Task directions ::
Within these entries, which lines include the string "title"? Copy each one.

Records ::
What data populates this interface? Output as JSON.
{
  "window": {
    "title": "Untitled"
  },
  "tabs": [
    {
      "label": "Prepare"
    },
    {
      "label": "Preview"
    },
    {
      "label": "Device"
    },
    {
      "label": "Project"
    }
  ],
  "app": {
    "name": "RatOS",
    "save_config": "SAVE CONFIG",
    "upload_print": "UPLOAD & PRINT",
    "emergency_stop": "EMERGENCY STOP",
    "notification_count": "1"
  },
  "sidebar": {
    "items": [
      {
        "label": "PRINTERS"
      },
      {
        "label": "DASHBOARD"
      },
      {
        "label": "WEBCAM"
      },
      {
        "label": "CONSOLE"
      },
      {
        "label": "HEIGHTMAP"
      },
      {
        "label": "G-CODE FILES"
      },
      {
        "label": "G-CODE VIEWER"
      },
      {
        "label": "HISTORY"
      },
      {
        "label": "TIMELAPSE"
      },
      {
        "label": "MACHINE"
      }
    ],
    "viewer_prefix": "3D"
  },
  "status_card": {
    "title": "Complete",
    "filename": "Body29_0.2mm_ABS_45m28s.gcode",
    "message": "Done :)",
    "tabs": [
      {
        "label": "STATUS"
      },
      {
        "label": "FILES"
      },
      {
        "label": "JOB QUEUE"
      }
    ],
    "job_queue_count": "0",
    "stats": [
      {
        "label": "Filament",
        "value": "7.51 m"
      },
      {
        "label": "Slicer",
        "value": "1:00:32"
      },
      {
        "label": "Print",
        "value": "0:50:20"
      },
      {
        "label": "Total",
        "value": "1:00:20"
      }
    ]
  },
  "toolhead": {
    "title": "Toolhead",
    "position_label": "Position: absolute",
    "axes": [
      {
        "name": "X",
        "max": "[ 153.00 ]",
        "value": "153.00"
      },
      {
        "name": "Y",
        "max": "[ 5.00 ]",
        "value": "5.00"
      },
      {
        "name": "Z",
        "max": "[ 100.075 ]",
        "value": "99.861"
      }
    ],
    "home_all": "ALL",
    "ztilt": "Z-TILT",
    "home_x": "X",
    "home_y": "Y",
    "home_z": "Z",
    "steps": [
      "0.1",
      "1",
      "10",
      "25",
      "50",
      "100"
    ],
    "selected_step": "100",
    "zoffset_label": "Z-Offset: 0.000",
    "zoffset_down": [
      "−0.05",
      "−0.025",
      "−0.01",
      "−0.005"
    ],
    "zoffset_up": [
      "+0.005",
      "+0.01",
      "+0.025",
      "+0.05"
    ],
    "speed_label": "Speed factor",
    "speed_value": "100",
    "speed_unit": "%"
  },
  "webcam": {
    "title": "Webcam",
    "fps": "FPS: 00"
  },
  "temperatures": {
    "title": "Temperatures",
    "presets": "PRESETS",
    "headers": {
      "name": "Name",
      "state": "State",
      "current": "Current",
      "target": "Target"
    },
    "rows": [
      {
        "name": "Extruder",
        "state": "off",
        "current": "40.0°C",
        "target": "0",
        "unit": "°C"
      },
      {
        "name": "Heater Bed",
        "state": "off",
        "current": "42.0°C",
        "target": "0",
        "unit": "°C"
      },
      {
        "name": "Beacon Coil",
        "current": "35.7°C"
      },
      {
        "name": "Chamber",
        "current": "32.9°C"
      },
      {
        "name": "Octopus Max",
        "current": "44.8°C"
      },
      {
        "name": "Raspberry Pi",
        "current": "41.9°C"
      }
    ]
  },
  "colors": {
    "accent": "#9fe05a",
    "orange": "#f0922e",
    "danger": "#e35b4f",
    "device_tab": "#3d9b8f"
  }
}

Task solution ::
    "title": "Untitled"
    "title": "Complete",
    "title": "Toolhead",
    "title": "Webcam",
    "title": "Temperatures",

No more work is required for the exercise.